Anfi Interviews famous Norwegian Actor
05/02/2010 - Many famous people enjoy holidaying in Anfi - often coming to our island paradise to escape harsh winters and to recharge their batteries before their next big job.
Recently, Anfi played host to famous Norwegian actor, Sven Nordin and his wife Turid. The couple are frequent visitors to Anfi and this time, Sven kindly took a moment out of his holiday time to talk to us about his extensive career and the Norwegian film industry.
Anfi: I was reading a little bit about the Norwegian film industry and since the eighties it seems to be going through a bit of a revival.
Sven: We were lagging a little bit behind Sweden and Denmark, but the Norwegian film industry has grown a lot in the last ten years – and in 2001 we were nominated for an Oscar for a film in which I starred called “Elling”.
Anfi: And the audiences are not just Norwegian; they are actually from other Scandinavian countries?
Sven: Well, in the seventies and the eighties only the Norwegians watched Norwegian films, but today our films are quite popular within all Scandinavian countries.
Anfi: And how would you say the genres of films have developed? At the start they were more about social realism. How do you see that they have evolved?
Sven: Apart from films about social realism, we are now making more romantic comedies, horror movies, children’s movies and documentaries. The most popular film last year, Max Manus, was a war movie which was seen by more than a million Norwegian people.
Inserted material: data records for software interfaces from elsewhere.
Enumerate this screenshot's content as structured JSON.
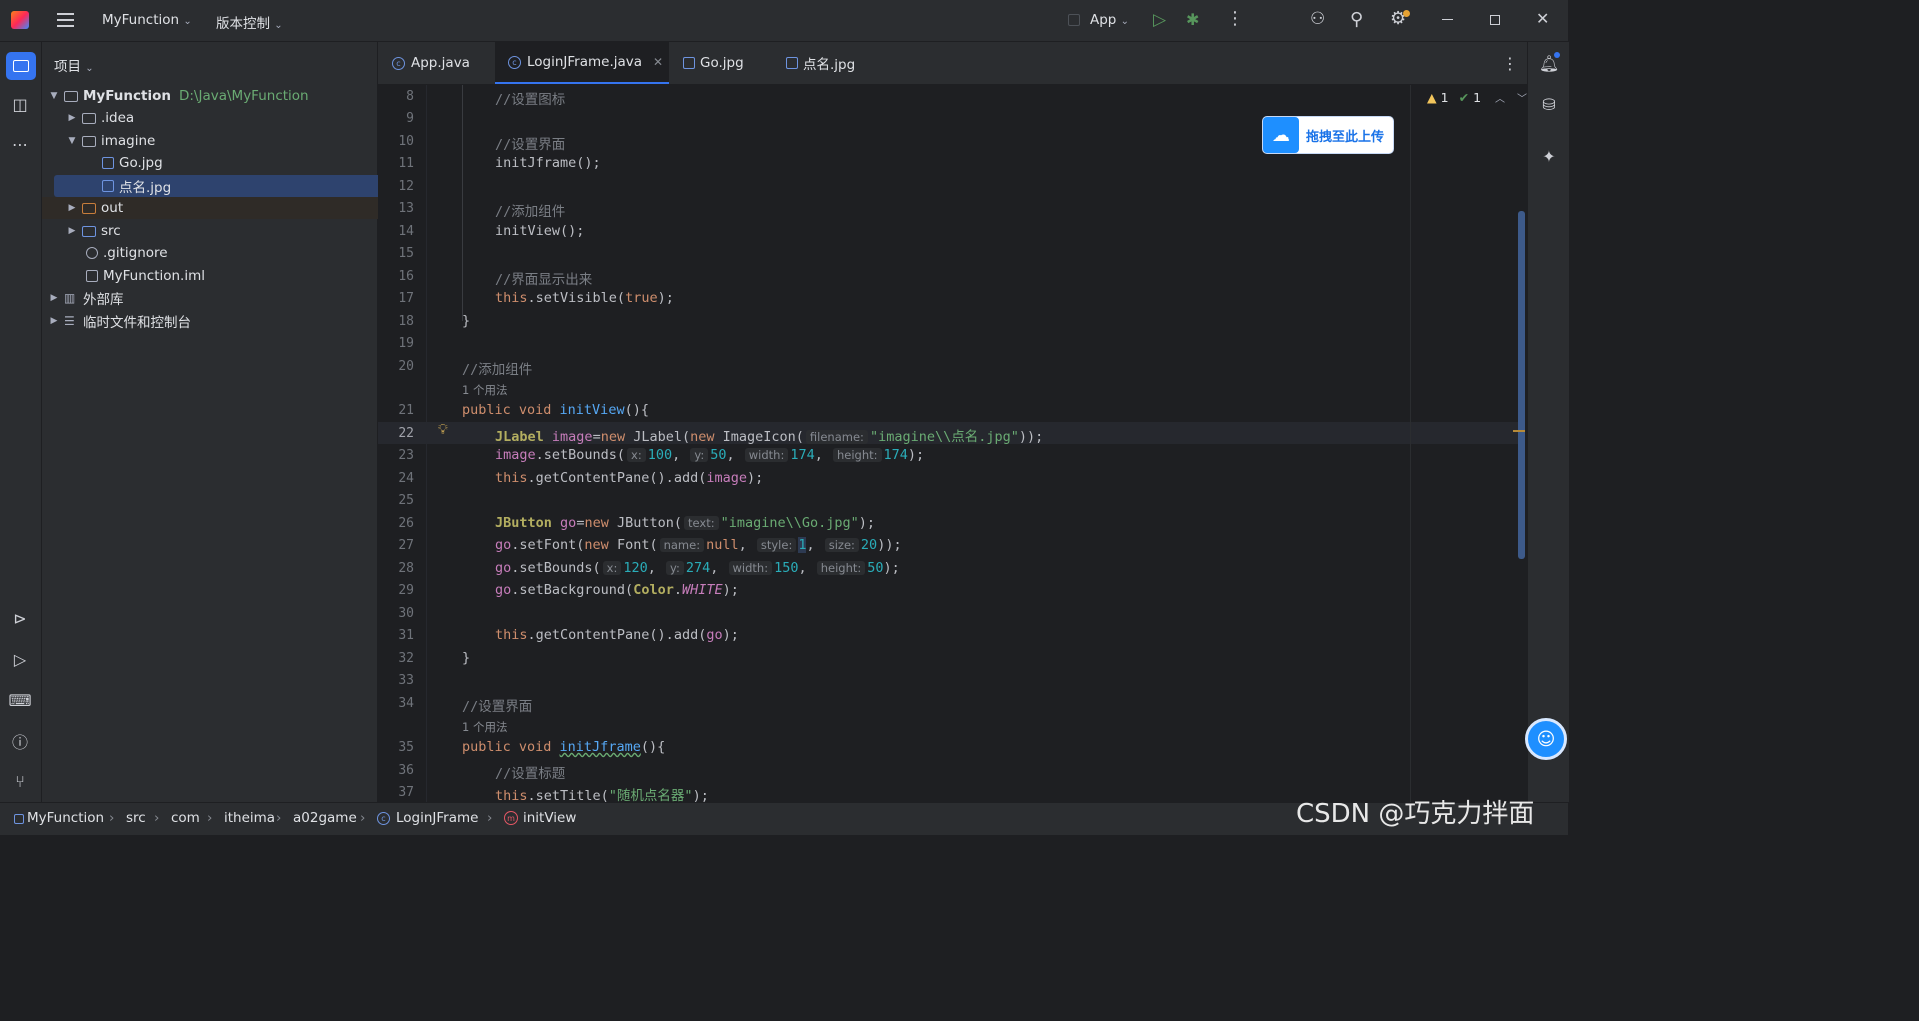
{
  "titlebar": {
    "project": "MyFunction",
    "vcs": "版本控制",
    "run_config": "App"
  },
  "project_panel": {
    "title": "项目",
    "tree": [
      {
        "name": "MyFunction",
        "path": "D:\\Java\\MyFunction"
      },
      {
        "name": ".idea"
      },
      {
        "name": "imagine"
      },
      {
        "name": "Go.jpg"
      },
      {
        "name": "点名.jpg"
      },
      {
        "name": "out"
      },
      {
        "name": "src"
      },
      {
        "name": ".gitignore"
      },
      {
        "name": "MyFunction.iml"
      },
      {
        "name": "外部库"
      },
      {
        "name": "临时文件和控制台"
      }
    ]
  },
  "tabs": [
    "App.java",
    "LoginJFrame.java",
    "Go.jpg",
    "点名.jpg"
  ],
  "inspections": {
    "warnings": "1",
    "ok": "1"
  },
  "upload_badge": "拖拽至此上传",
  "usage_hint": "1 个用法",
  "line_numbers": [
    "8",
    "9",
    "10",
    "11",
    "12",
    "13",
    "14",
    "15",
    "16",
    "17",
    "18",
    "19",
    "20",
    "21",
    "22",
    "23",
    "24",
    "25",
    "26",
    "27",
    "28",
    "29",
    "30",
    "31",
    "32",
    "33",
    "34",
    "35",
    "36",
    "37"
  ],
  "code": {
    "c8": "//设置图标",
    "c10": "//设置界面",
    "c11": "initJframe();",
    "c13": "//添加组件",
    "c14": "initView();",
    "c16": "//界面显示出来",
    "c20": "//添加组件",
    "c26_str": "\"imagine\\\\Go.jpg\"",
    "c22_str": "\"imagine\\\\点名.jpg\"",
    "c34": "//设置界面",
    "c36": "//设置标题",
    "c37_str": "\"随机点名器\""
  },
  "hints": {
    "filename": "filename:",
    "x": "x:",
    "y": "y:",
    "width": "width:",
    "height": "height:",
    "text": "text:",
    "name": "name:",
    "style": "style:",
    "size": "size:"
  },
  "breadcrumb": [
    "MyFunction",
    "src",
    "com",
    "itheima",
    "a02game",
    "LoginJFrame",
    "initView"
  ],
  "watermark": "CSDN @巧克力拌面"
}
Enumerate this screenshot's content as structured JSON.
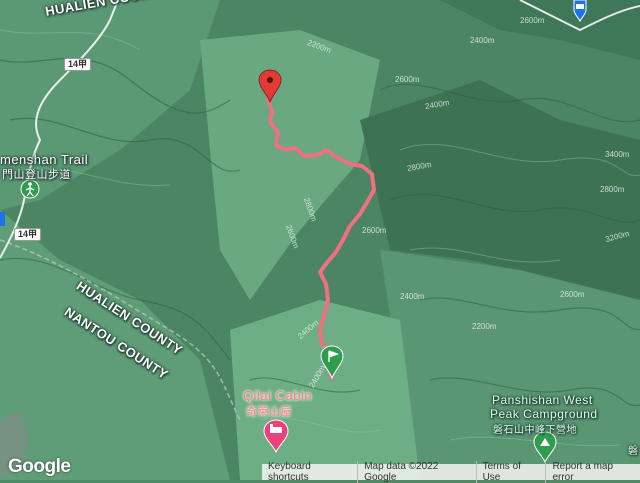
{
  "labels": {
    "hualien_county_top": "HUALIEN COUNTY",
    "hualien_county_mid": "HUALIEN COUNTY",
    "nantou_county": "NANTOU COUNTY",
    "trail_name": "menshan Trail",
    "trail_name_zh": "門山登山步道",
    "qilai_cabin": "Qilai Cabin",
    "qilai_cabin_zh": "奇萊山屋",
    "camp_line1": "Panshishan West",
    "camp_line2": "Peak Campground",
    "camp_zh": "磐石山中峰下營地",
    "edge_zh": "磐"
  },
  "shields": {
    "route_a": "14甲",
    "route_b": "14甲"
  },
  "contours": [
    "2200m",
    "2400m",
    "2600m",
    "2800m",
    "2600m",
    "2800m",
    "3200m",
    "2400m",
    "2200m",
    "2400m",
    "2800m",
    "2600m",
    "2400m",
    "2600m",
    "3400m",
    "2600m",
    "2400m"
  ],
  "footer": {
    "keyboard": "Keyboard shortcuts",
    "mapdata": "Map data ©2022 Google",
    "terms": "Terms of Use",
    "report": "Report a map error"
  },
  "logo": "Google",
  "colors": {
    "track": "#f07080",
    "start_marker": "#2e9e4c",
    "end_marker": "#e53935",
    "camp_icon": "#2e9e4c",
    "hotel_icon": "#ec407a"
  }
}
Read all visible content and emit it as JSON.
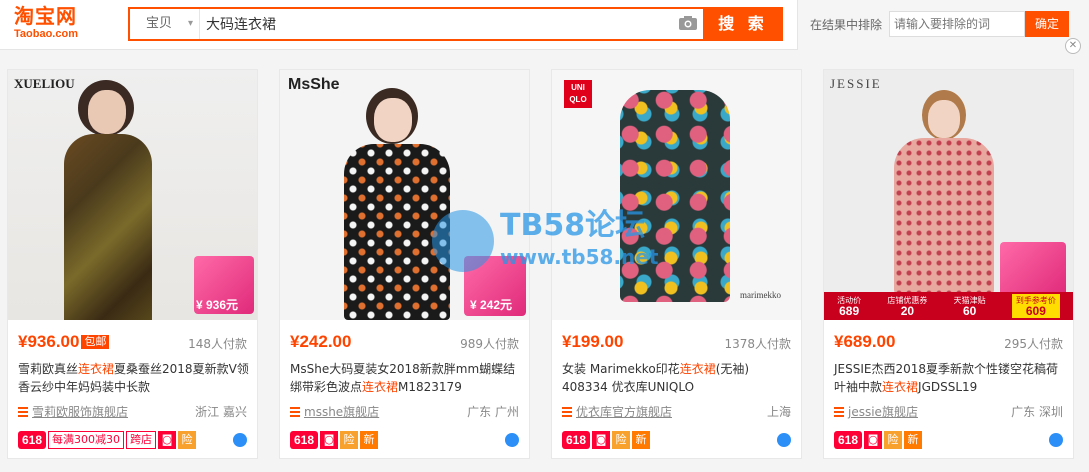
{
  "header": {
    "logo_main": "淘宝网",
    "logo_sub": "Taobao.com",
    "search_category": "宝贝",
    "search_value": "大码连衣裙",
    "search_button": "搜 索",
    "exclude_label": "在结果中排除",
    "exclude_placeholder": "请输入要排除的词",
    "exclude_button": "确定"
  },
  "watermark": {
    "title": "TB58论坛",
    "url": "www.tb58.net"
  },
  "items": [
    {
      "price": "¥936.00",
      "baoyou": "包邮",
      "sales": "148人付款",
      "title_pre": "雪莉欧真丝",
      "title_hl": "连衣裙",
      "title_post": "夏桑蚕丝2018夏新款V领香云纱中年妈妈装中长款",
      "shop": "雪莉欧服饰旗舰店",
      "location": "浙江 嘉兴",
      "badge_618": "618",
      "coupon": "每满300减30",
      "coupon2": "跨店",
      "brand": "XUELIOU",
      "promo_price": "¥ 936元"
    },
    {
      "price": "¥242.00",
      "sales": "989人付款",
      "title_pre": "MsShe大码夏装女2018新款胖mm蝴蝶结绑带彩色波点",
      "title_hl": "连衣裙",
      "title_post": "M1823179",
      "shop": "msshe旗舰店",
      "location": "广东 广州",
      "badge_618": "618",
      "brand": "MsShe",
      "promo_price": "¥ 242元"
    },
    {
      "price": "¥199.00",
      "sales": "1378人付款",
      "title_pre": "女装 Marimekko印花",
      "title_hl": "连衣裙",
      "title_post": "(无袖) 408334 优衣库UNIQLO",
      "shop": "优衣库官方旗舰店",
      "location": "上海",
      "badge_618": "618",
      "brand": "UNI QLO",
      "brand_small": "marimekko"
    },
    {
      "price": "¥689.00",
      "sales": "295人付款",
      "title_pre": "JESSIE杰西2018夏季新款个性镂空花稿荷叶袖中款",
      "title_hl": "连衣裙",
      "title_post": "JGDSSL19",
      "shop": "jessie旗舰店",
      "location": "广东 深圳",
      "badge_618": "618",
      "brand": "JESSIE",
      "promo": [
        "活动价",
        "689",
        "店铺优惠券",
        "20",
        "天猫津贴",
        "60",
        "到手参考价",
        "609"
      ]
    }
  ],
  "colors": {
    "accent": "#ff5000",
    "price": "#ff4400",
    "tmall_red": "#ff0036"
  }
}
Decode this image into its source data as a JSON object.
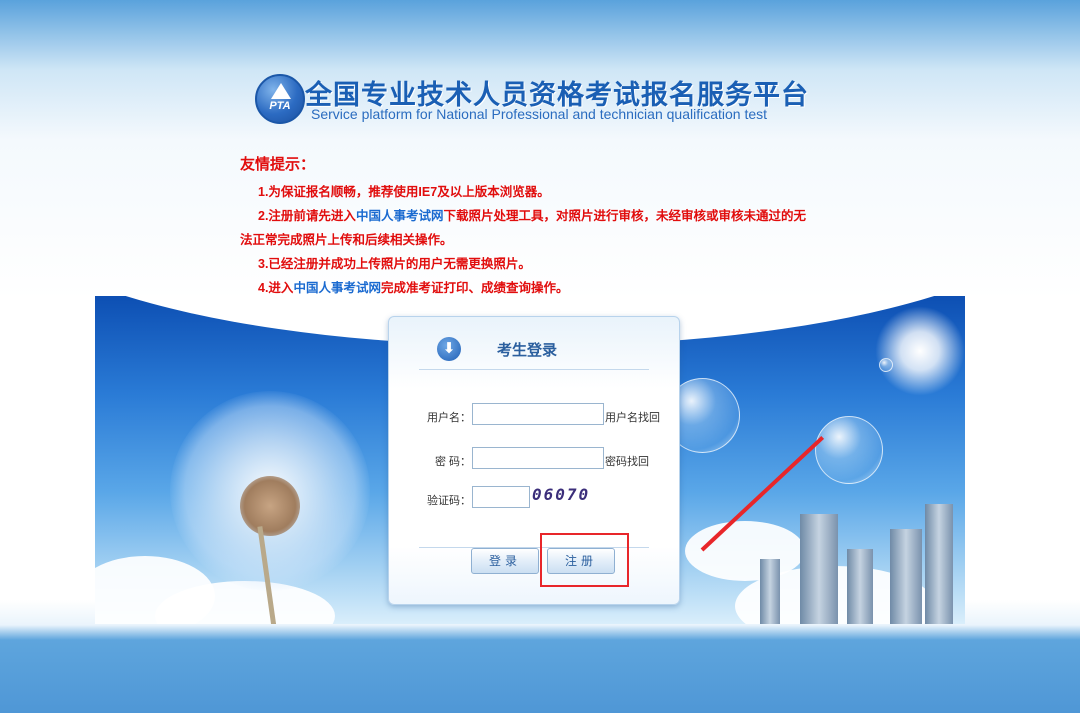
{
  "header": {
    "logo_text": "PTA",
    "title_cn": "全国专业技术人员资格考试报名服务平台",
    "title_en": "Service platform for National Professional and technician qualification test"
  },
  "notice": {
    "title": "友情提示：",
    "item1": "1.为保证报名顺畅，推荐使用IE7及以上版本浏览器。",
    "item2_pre": "2.注册前请先进入",
    "item2_link": "中国人事考试网",
    "item2_post_line1": "下载照片处理工具，对照片进行审核，未经审核或审核未通过的无",
    "item2_line2": "法正常完成照片上传和后续相关操作。",
    "item3": "3.已经注册并成功上传照片的用户无需更换照片。",
    "item4_pre": "4.进入",
    "item4_link": "中国人事考试网",
    "item4_post": "完成准考证打印、成绩查询操作。"
  },
  "login": {
    "title": "考生登录",
    "username_label": "用户名：",
    "username_value": "",
    "username_recover": "用户名找回",
    "password_label": "密  码：",
    "password_value": "",
    "password_recover": "密码找回",
    "captcha_label": "验证码：",
    "captcha_value": "",
    "captcha_image_text": "06070",
    "login_button": "登录",
    "register_button": "注册"
  },
  "colors": {
    "notice_red": "#e10d0d",
    "link_blue": "#1a6ad0",
    "title_blue": "#1a5fb4",
    "highlight_red": "#e8262a"
  }
}
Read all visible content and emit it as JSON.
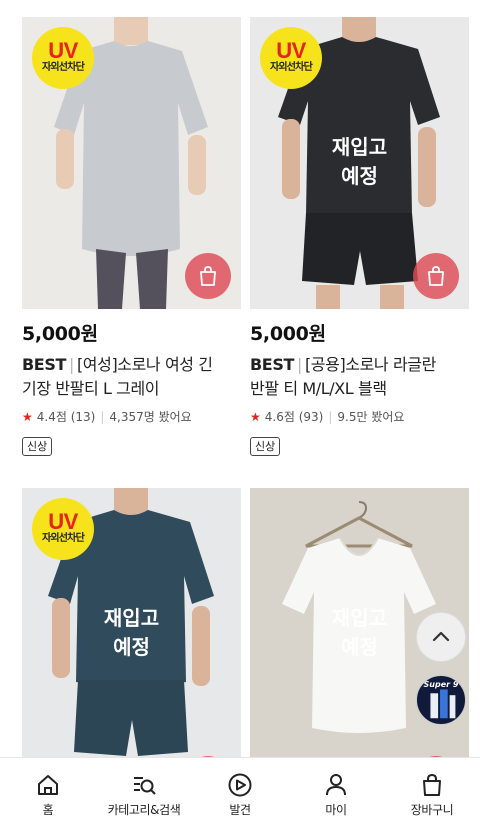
{
  "products": [
    {
      "price": "5,000원",
      "best": "BEST",
      "title_line1": "[여성]소로나 여성 긴",
      "title_line2": "기장 반팔티 L 그레이",
      "rating": "4.4점 (13)",
      "views": "4,357명 봤어요",
      "tag": "신상",
      "uv_badge": {
        "uv": "UV",
        "text": "자외선차단"
      },
      "restock": null
    },
    {
      "price": "5,000원",
      "best": "BEST",
      "title_line1": "[공용]소로나 라글란",
      "title_line2": "반팔 티 M/L/XL 블랙",
      "rating": "4.6점 (93)",
      "views": "9.5만 봤어요",
      "tag": "신상",
      "uv_badge": {
        "uv": "UV",
        "text": "자외선차단"
      },
      "restock": {
        "line1": "재입고",
        "line2": "예정"
      }
    },
    {
      "uv_badge": {
        "uv": "UV",
        "text": "자외선차단"
      },
      "restock": {
        "line1": "재입고",
        "line2": "예정"
      }
    },
    {
      "uv_badge": null,
      "restock": {
        "line1": "재입고",
        "line2": "예정"
      }
    }
  ],
  "floating": {
    "scroll_top_icon": "chevron-up-icon",
    "promo_text": "Super 9"
  },
  "bottom_nav": [
    {
      "label": "홈",
      "icon": "home-icon"
    },
    {
      "label": "카테고리&검색",
      "icon": "category-search-icon"
    },
    {
      "label": "발견",
      "icon": "discover-icon"
    },
    {
      "label": "마이",
      "icon": "profile-icon"
    },
    {
      "label": "장바구니",
      "icon": "shopping-bag-icon"
    }
  ],
  "colors": {
    "accent_red": "#e5241d",
    "cart_button": "#de4c56",
    "uv_yellow": "#f7e31b"
  }
}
Anfi: And how do you see the future of the Norwegian film industry? Conquering Hollywood - is that the challenge? Or are people just happy making good films?
Sven: I think it’s a challenge and a goal for Norwegian filmmakers to reach a more international audience and receive international recognition. Already directors from other European countries are coming to our country because they find Norwegian film interesting.
Anfi: And why do they think it is interesting?
Sven: The Norwegian culture is different from many other cultures. We have, for instance, the Lap people up in the North and they have their own language, culture and way of living. I think people from outside Norway find stories from earlier days and also from the Viking period in Norway interesting.
Anfi: You’re a film actor and television actor but also you really love theatre. Which do you prefer?
Sven: Well, I like TV and movies, but what I do most is stage acting from works by our most famous Norwegian writer, Henrik Ibsen. Usually I work a lot with the national theatre in Oslo, which is our main theatre at home. What made me well known in my own country was TV, because I was acting in many TV series in the 80’s and 90’s - when you do TV, you get to be famous all around the country!
Anfi: And what are your plans for the future? What other new projects do you have in the pipeline?
Sven: When I return from this beautiful holiday here in Anfi, I’m going back on tour with a show that’s been running for half a year in Norway with three of my best male friends. We are doing a comedy show based on music, sketches and humorous stuff. We’ll be on tour until Easter, then I start acting in a Norwegian movie based on a novel called “Theory and Practice”. At the end of August I’ll start a new TV detective series which is based on novels by famous Norwegian writer, Anne Holt.”
Anfi: It seems from what you are saying that there is enough work for you in Norway without going out of Norway and that the audiences in the cinema and the theatres have been increasing over the years.
Sven: Yes, that’s right, but at my age as a male actor it’s almost the best period in my whole career. There are so many parts in the history of drama that have been written for a man in his fifties, so I am very lucky because there is so much to choose from.
Anfi: Although Norway as a culture and country is not very well known outside of the Scandinavian society there still seems to be a lot of material for you to work from rather than have to leave and have to go to Hollywood.
Sven: Yes. What is difficult for a Norwegian actor is the language barrier. There are just a few people in the world that know Norwegian and as an actor you do your best work when you speak your own language. When I went to Hollywood with “Elling”, I was seeing some agents. They liked the movie very much, but when we were discussing parts in American or English films you go into the “drawer” for German submarine captains and soldiers or a Viking part because of your accent! So, the only thing I’ve done in English was a small part as a Norwegian whaling captain in a film with Kenneth Brannagh about Shackleton - the English explorer who went to Antarctica. Those are the kind of parts that you get outside your own country, so I think it is more convenient to go for a career in your own country and your own language.
Anfi: Does being stereotyped because of your accent feel frustrating for you or do you feel optimistic that Norwegian cinema will be able to be exported?
Sven: I’m not frustrated. I find it quite natural actually that it’s difficult to break through into international territory when you are born and raised in a small country like Norway. What we hope for is to make Norwegian film more popular abroad. The main goal is to make our own stories in our own language and to make them so popular that people outside Norway and Scandinavia want to see them.
Well, Sven has proved to be a great ambassador for the Norwegian film industry and has certainly encouraged all of us at Anfi to discover the wealth of fascinating Norwegian films!
Thanks very much to Sven and good luck for the future.